After reading each line of the entries, give the number of lines that contain "desc" and nothing else.

┏━━

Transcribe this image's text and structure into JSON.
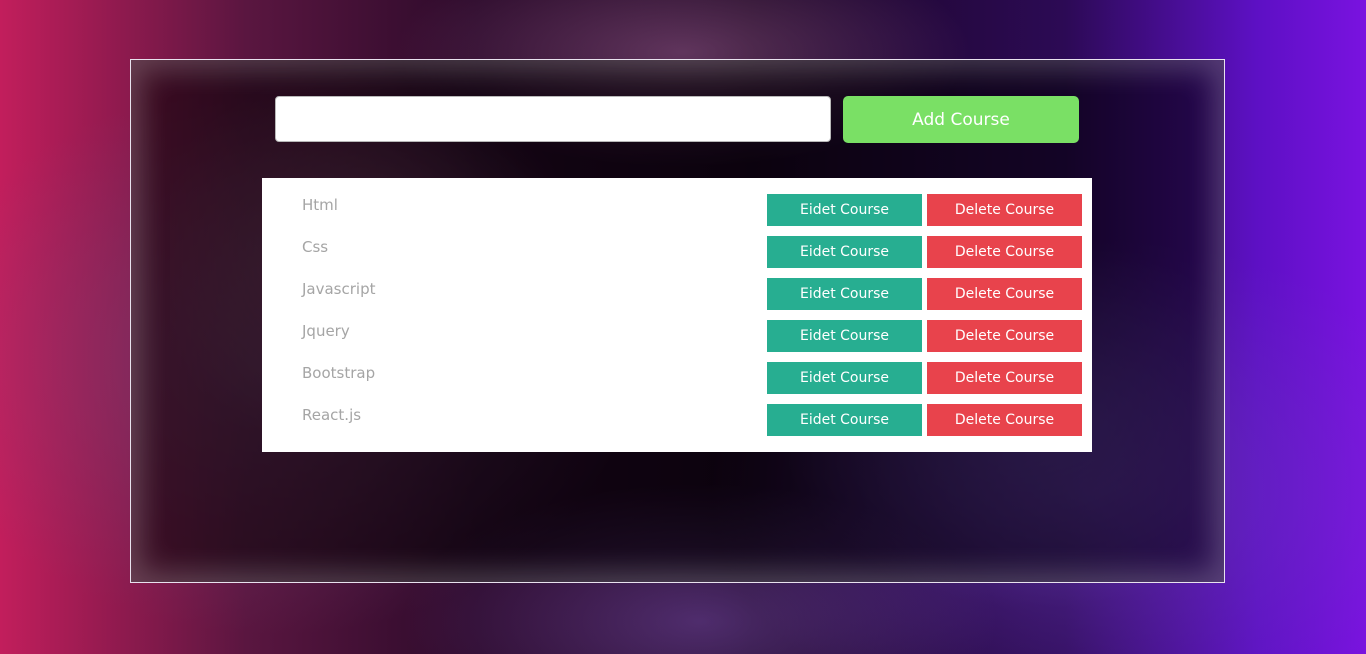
{
  "form": {
    "input_value": "",
    "add_button_label": "Add Course"
  },
  "courses": [
    {
      "name": "Html",
      "edit_label": "Eidet Course",
      "delete_label": "Delete Course"
    },
    {
      "name": "Css",
      "edit_label": "Eidet Course",
      "delete_label": "Delete Course"
    },
    {
      "name": "Javascript",
      "edit_label": "Eidet Course",
      "delete_label": "Delete Course"
    },
    {
      "name": "Jquery",
      "edit_label": "Eidet Course",
      "delete_label": "Delete Course"
    },
    {
      "name": "Bootstrap",
      "edit_label": "Eidet Course",
      "delete_label": "Delete Course"
    },
    {
      "name": "React.js",
      "edit_label": "Eidet Course",
      "delete_label": "Delete Course"
    }
  ],
  "colors": {
    "add_button": "#7ae065",
    "edit_button": "#27ae91",
    "delete_button": "#e8434c",
    "course_text": "#a5a5a5"
  }
}
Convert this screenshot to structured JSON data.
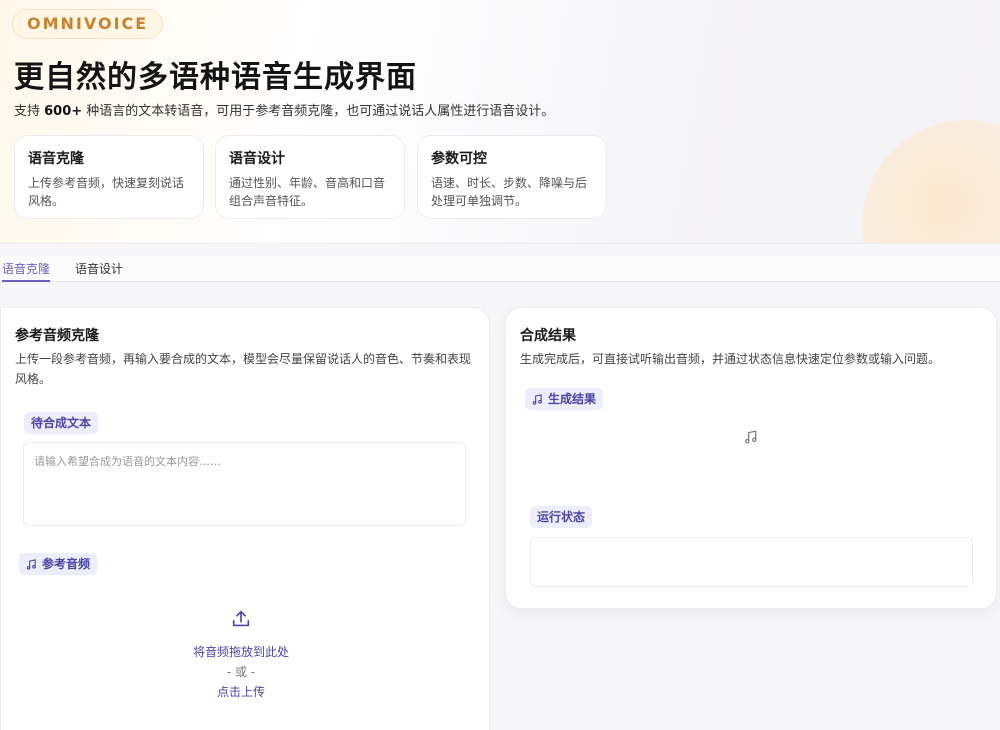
{
  "hero": {
    "badge": "OMNIVOICE",
    "title": "更自然的多语种语音生成界面",
    "subtitle_prefix": "支持 ",
    "subtitle_highlight": "600+",
    "subtitle_suffix": " 种语言的文本转语音，可用于参考音频克隆，也可通过说话人属性进行语音设计。",
    "features": [
      {
        "title": "语音克隆",
        "desc": "上传参考音频，快速复刻说话风格。"
      },
      {
        "title": "语音设计",
        "desc": "通过性别、年龄、音高和口音组合声音特征。"
      },
      {
        "title": "参数可控",
        "desc": "语速、时长、步数、降噪与后处理可单独调节。"
      }
    ]
  },
  "tabs": [
    {
      "label": "语音克隆",
      "active": true
    },
    {
      "label": "语音设计",
      "active": false
    }
  ],
  "clone_panel": {
    "title": "参考音频克隆",
    "desc": "上传一段参考音频，再输入要合成的文本，模型会尽量保留说话人的音色、节奏和表现风格。",
    "text_label": "待合成文本",
    "text_placeholder": "请输入希望合成为语音的文本内容……",
    "audio_label": "参考音频",
    "upload_drop": "将音频拖放到此处",
    "upload_or": "- 或 -",
    "upload_click": "点击上传",
    "icons": {
      "audio": "music-note-icon",
      "upload": "upload-icon"
    }
  },
  "result_panel": {
    "title": "合成结果",
    "desc": "生成完成后，可直接试听输出音频，并通过状态信息快速定位参数或输入问题。",
    "result_label": "生成结果",
    "status_label": "运行状态",
    "icons": {
      "result": "music-note-icon"
    }
  },
  "colors": {
    "accent": "#6a5fc1",
    "badge": "#c9822c",
    "chip_bg": "#eeedfb"
  }
}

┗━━

▸ Written response
5